The most obvious sign of obstructive sleep apnea is chronic, loud, and ongoing snoring. There is usually, too, persistent sleepiness during the day, including while at work or driving. This may cause the sufferer to doze off during periods of inactivity. Other symptoms include morning headaches, waking frequently throughout night, difficulty concentrating and remembering, psychological problems such as depression or mood changes, and sore throat or dry mouth upon waking.
- Snoring that is loud and/or gasping
- Tiredness, fatigue, daytime sleepiness
- Sleep cessation observed by others
- Sexual dysfunction
- Weight gain
- Irritability, moodiness, depression
- Memory, concentration, learning problems
- Waking with headache, sore/dry throat, or gasping sensation
- Recurrent awakenings or insomnia
Obstructive sleep apnea risk factors

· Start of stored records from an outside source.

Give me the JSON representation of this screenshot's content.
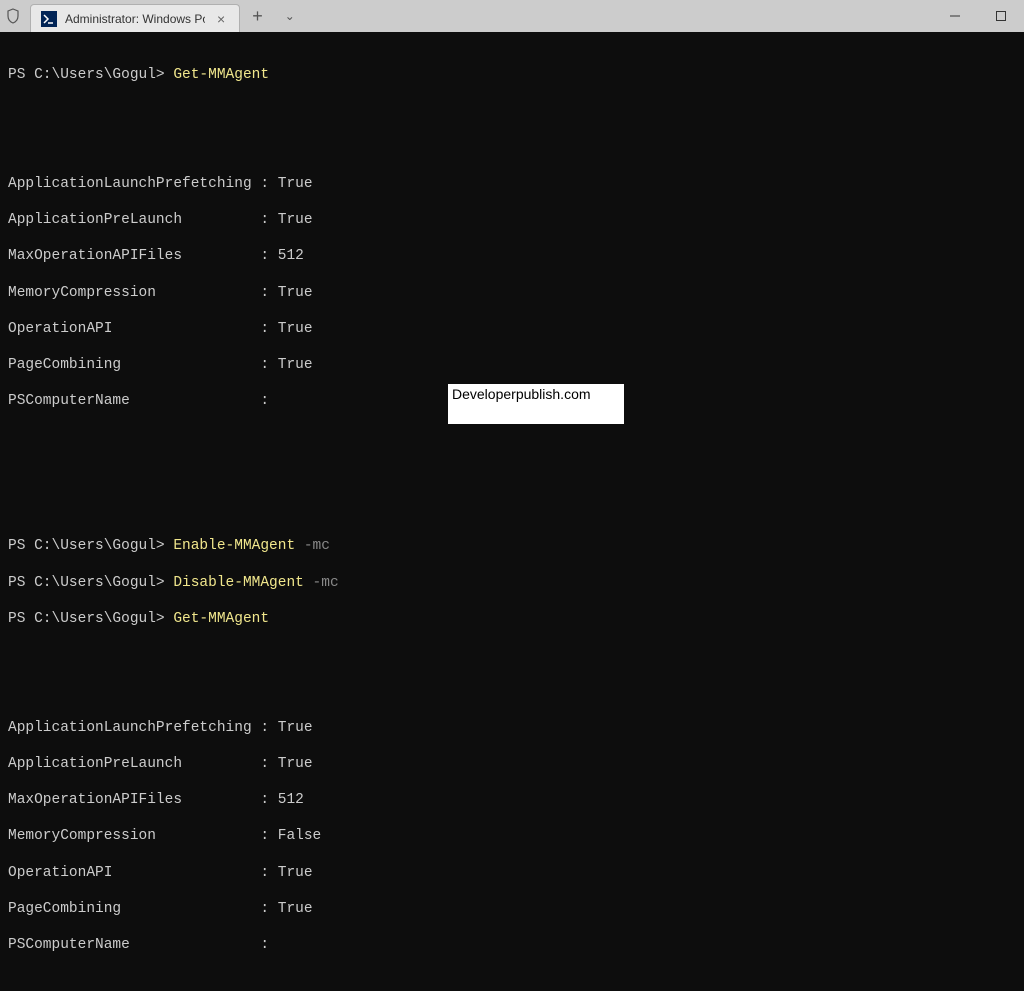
{
  "titlebar": {
    "tab_title": "Administrator: Windows PowerS",
    "tab_close": "×",
    "tab_add": "+",
    "tab_dropdown": "⌄"
  },
  "terminal": {
    "prompt": "PS C:\\Users\\Gogul> ",
    "commands": {
      "getmm1": "Get-MMAgent",
      "enablemm": "Enable-MMAgent",
      "enablemm_param": " -mc",
      "disablemm": "Disable-MMAgent",
      "disablemm_param": " -mc",
      "getmm2": "Get-MMAgent"
    },
    "output1": {
      "line1": "ApplicationLaunchPrefetching : True",
      "line2": "ApplicationPreLaunch         : True",
      "line3": "MaxOperationAPIFiles         : 512",
      "line4": "MemoryCompression            : True",
      "line5": "OperationAPI                 : True",
      "line6": "PageCombining                : True",
      "line7": "PSComputerName               :"
    },
    "output2": {
      "line1": "ApplicationLaunchPrefetching : True",
      "line2": "ApplicationPreLaunch         : True",
      "line3": "MaxOperationAPIFiles         : 512",
      "line4": "MemoryCompression            : False",
      "line5": "OperationAPI                 : True",
      "line6": "PageCombining                : True",
      "line7": "PSComputerName               :"
    }
  },
  "watermark": "Developerpublish.com"
}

Fragmented sleep such as that induced by obstructive sleep apnea is the most common cause of daytime sleepiness and issues related to sleep deprivation, including problems with memory, reaction time, and concentration. OSA may also lead to serious illnesses due to its reduction of oxygen levels. This combination of disturbed sleep and oxygen starvation may contribute to ailments including hypertension, heart disease, stroke, diabetes, sexual dysfunction, and depression, plus a significantly higher risk of accidents, including those in the workplace and while driving.
With normal breathing, which supports the restorative sleep that is so important to human health and well being, air flows freely through the upper airway. There is no obstruction to hinder breathing.

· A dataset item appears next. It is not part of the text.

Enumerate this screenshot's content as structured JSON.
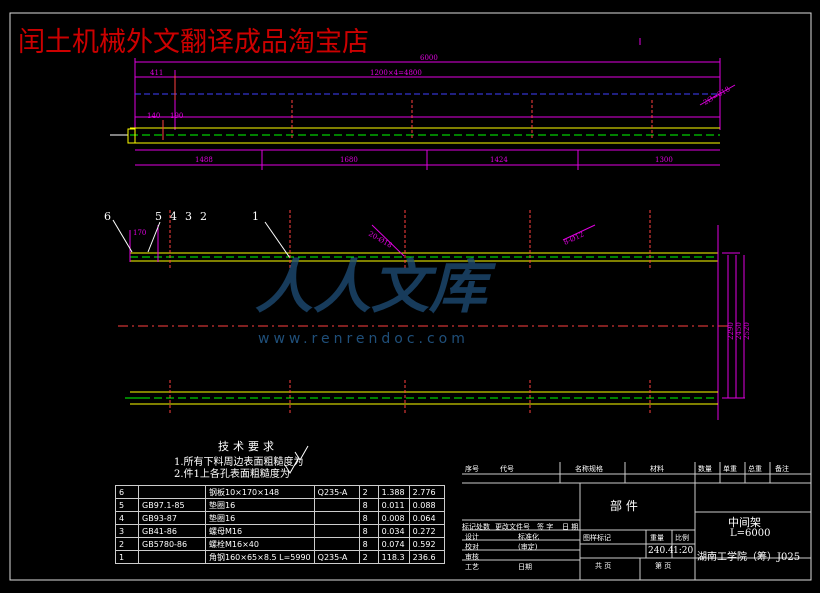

Snoring is caused by partial obstruction of the upper airway when the muscles that normally keep it open relax and the soft tissue vibrates during deep sleep. It is very common and generally does not cause sleep interruptions.
Obstructive sleep apnea exists when the airway becomes blocked to the extent that it causes pauses in breathing and impaired sleep quality.
Untreated obstructive sleep apnea can increase the risk of: ¹
- High blood pressure
- Heart attack, stroke, or irregular heartbeat
- Severe weight gain
- Sexual dysfunctions
- Work-related or driving accidents
The American Sleep Apnea Association calls sleep apnea “a debilitating and life-shortening ailment that’s estimated to affect 22 million Americans”; in its “Global Surveillance, Prevention and Control of Chronic Respiratory Diseases: A Comprehensive Approach,” World Health Organization estimates sleep apnea affects 100 million people worldwide, calling it “the most common organic sleep disorder.”
- 2% of women and 4% of men in the middle-aged work force meet the diagnostic criteria for sleep apnea²
- 1 of every 5 adults is estimated to have at least mild OSA³
- 1 of every 15 adults is estimated to have at least moderate OSA³
- The risk for motor vehicle accidents increases by 2.45⁴
Find out about your options for sleep apnea treatment and how your sleep can be improved.